▸ **Exercise**
In this exercise, return only the lines that run from the line with "Decode this image" to the end of the entries below, both included. Pictures are not copied.

--- Input Enclosed Below ---

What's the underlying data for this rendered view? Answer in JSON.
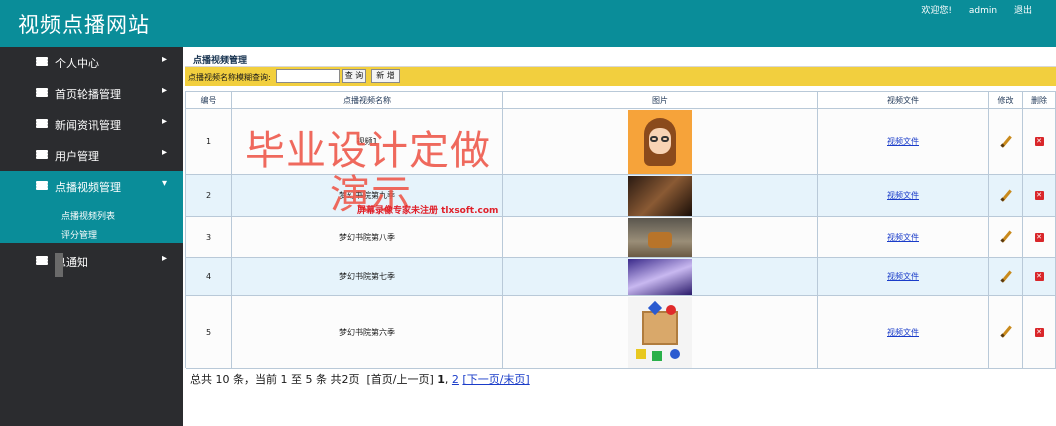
{
  "header": {
    "site_title": "视频点播网站",
    "welcome": "欢迎您!",
    "user": "admin",
    "logout": "退出",
    "color": "#0a8d99"
  },
  "sidebar": {
    "items": [
      {
        "label": "个人中心",
        "arrow": "▸"
      },
      {
        "label": "首页轮播管理",
        "arrow": "▸"
      },
      {
        "label": "新闻资讯管理",
        "arrow": "▸"
      },
      {
        "label": "用户管理",
        "arrow": "▸"
      },
      {
        "label": "点播视频管理",
        "arrow": "▾"
      },
      {
        "label": "息通知",
        "arrow": "▸"
      }
    ],
    "sub_items": [
      "点播视频列表",
      "评分管理"
    ]
  },
  "main": {
    "title": "点播视频管理",
    "search_label": "点播视频名称模糊查询:",
    "search_value": "",
    "search_button": "查 询",
    "add_button": "新 增",
    "columns": [
      "编号",
      "点播视频名称",
      "图片",
      "视频文件",
      "修改",
      "删除"
    ],
    "rows": [
      {
        "id": "1",
        "name": "视频1",
        "file": "视频文件"
      },
      {
        "id": "2",
        "name": "梦幻书院第九季",
        "file": "视频文件"
      },
      {
        "id": "3",
        "name": "梦幻书院第八季",
        "file": "视频文件"
      },
      {
        "id": "4",
        "name": "梦幻书院第七季",
        "file": "视频文件"
      },
      {
        "id": "5",
        "name": "梦幻书院第六季",
        "file": "视频文件"
      }
    ],
    "pager": {
      "summary": "总共 10 条，当前 1 至 5 条 共2页",
      "first_prev": "[首页/上一页]",
      "page1": "1",
      "page2": "2",
      "next_last": "[下一页/末页]"
    }
  },
  "overlay": {
    "watermark_line1": "毕业设计定做",
    "watermark_line2": "演示",
    "recorder_note": "屏幕录像专家未注册 tlxsoft.com"
  }
}
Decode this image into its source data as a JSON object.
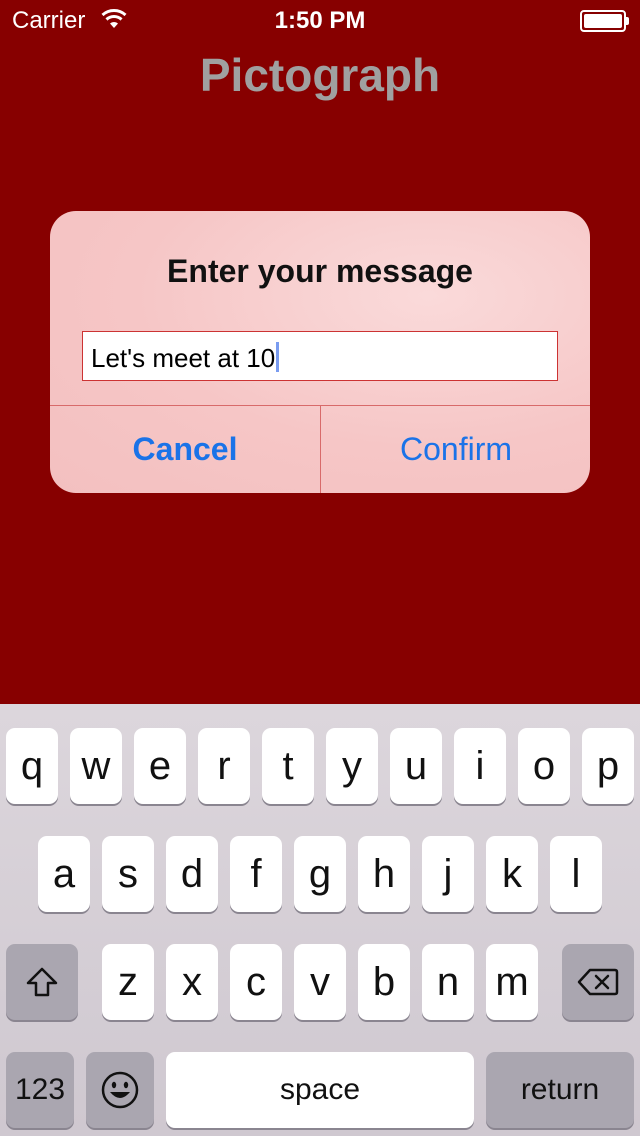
{
  "status_bar": {
    "carrier": "Carrier",
    "time": "1:50 PM"
  },
  "app": {
    "title": "Pictograph",
    "background_color": "#870000"
  },
  "alert": {
    "title": "Enter your message",
    "input_value": "Let's meet at 10",
    "cancel_label": "Cancel",
    "confirm_label": "Confirm",
    "button_color": "#1a73e8"
  },
  "keyboard": {
    "row1": [
      "q",
      "w",
      "e",
      "r",
      "t",
      "y",
      "u",
      "i",
      "o",
      "p"
    ],
    "row2": [
      "a",
      "s",
      "d",
      "f",
      "g",
      "h",
      "j",
      "k",
      "l"
    ],
    "row3": [
      "z",
      "x",
      "c",
      "v",
      "b",
      "n",
      "m"
    ],
    "numbers_label": "123",
    "space_label": "space",
    "return_label": "return",
    "icons": [
      "shift-icon",
      "backspace-icon",
      "emoji-icon"
    ]
  }
}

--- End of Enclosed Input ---

▸ **Answer to this problem**
Decode this image into its source data as a JSON object.
{
  "status_bar": {
    "carrier": "Carrier",
    "time": "1:50 PM"
  },
  "app": {
    "title": "Pictograph",
    "background_color": "#870000"
  },
  "alert": {
    "title": "Enter your message",
    "input_value": "Let's meet at 10",
    "cancel_label": "Cancel",
    "confirm_label": "Confirm",
    "button_color": "#1a73e8"
  },
  "keyboard": {
    "row1": [
      "q",
      "w",
      "e",
      "r",
      "t",
      "y",
      "u",
      "i",
      "o",
      "p"
    ],
    "row2": [
      "a",
      "s",
      "d",
      "f",
      "g",
      "h",
      "j",
      "k",
      "l"
    ],
    "row3": [
      "z",
      "x",
      "c",
      "v",
      "b",
      "n",
      "m"
    ],
    "numbers_label": "123",
    "space_label": "space",
    "return_label": "return",
    "icons": [
      "shift-icon",
      "backspace-icon",
      "emoji-icon"
    ]
  }
}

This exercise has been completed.